The Acu-Strike Golf Impact Training Mat, one for indoor and one for outdoor use, is, by far, the best training and learning tool I’ve ever come across. It shows you, quite graphically, the path your clubface takes into and through the impact area. In other words, you can see, first hand, after each shot, why […]
Lots to cover today. My golf swing. Totally in the tank. I am lost in the golf wilderness. And that’s just at the range! Fifth back surgery for Tiger. Pain started again at the Father-Son/Daughter tourney. He may still play in the Masters, from what his friend Notah Begay says. Angel Cabrerra arrested in Brazil. […]
So what is the one element of the swing that separates amateurs from pros? Actually it’s a series of elements, which adds to its complication…and mystique. I do not have it all figured out–far from it–but I have observed that recreational golfers know little about getting the sequence of movements right. Pros often learn this […]

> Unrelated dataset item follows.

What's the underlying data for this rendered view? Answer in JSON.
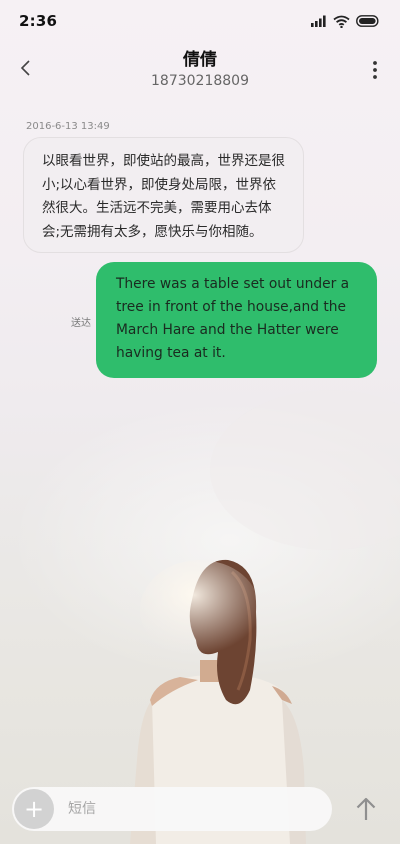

It’s what is most different in the swings of touring pros. And it’s what can throw a swing out of kilter possibly more than anything else. Essentially it exists on a continuum of two elements: slow to fast. It is pace, and you can see it in the way people walk, eat, talk, pay for […]
Many have focused on Bryson DeChambeau’s added bulk and strength and how that is the reason for his added voluminous distance. But I submit the reasons BD has increased his distance goes much further than that.
In trying to help Jordan Spieth fix his game, former World Number One and now Golf Channel commentator David Duval came up with what he calls “reactionary golf.” In my thinking, it’s quite wise, and may have two, or possibly even more, meanings.
What complicates it is the timing and sequence of the shift, something that takes intensive practice after skilled instruction to get it right and keep it right over time. Most get it right on the relatively leisurely backswing, although, even there, the weight can drift to the outside of the right foot, causing the problem of swaying on the backswing. But at the transition, when things really get moving, is when problems increase.
I don’t know about you, but the simple chip right off the green can drive me nuts at times. It’s either a great effort for a tap in par or a flub that challenges my commitment to mindful golf.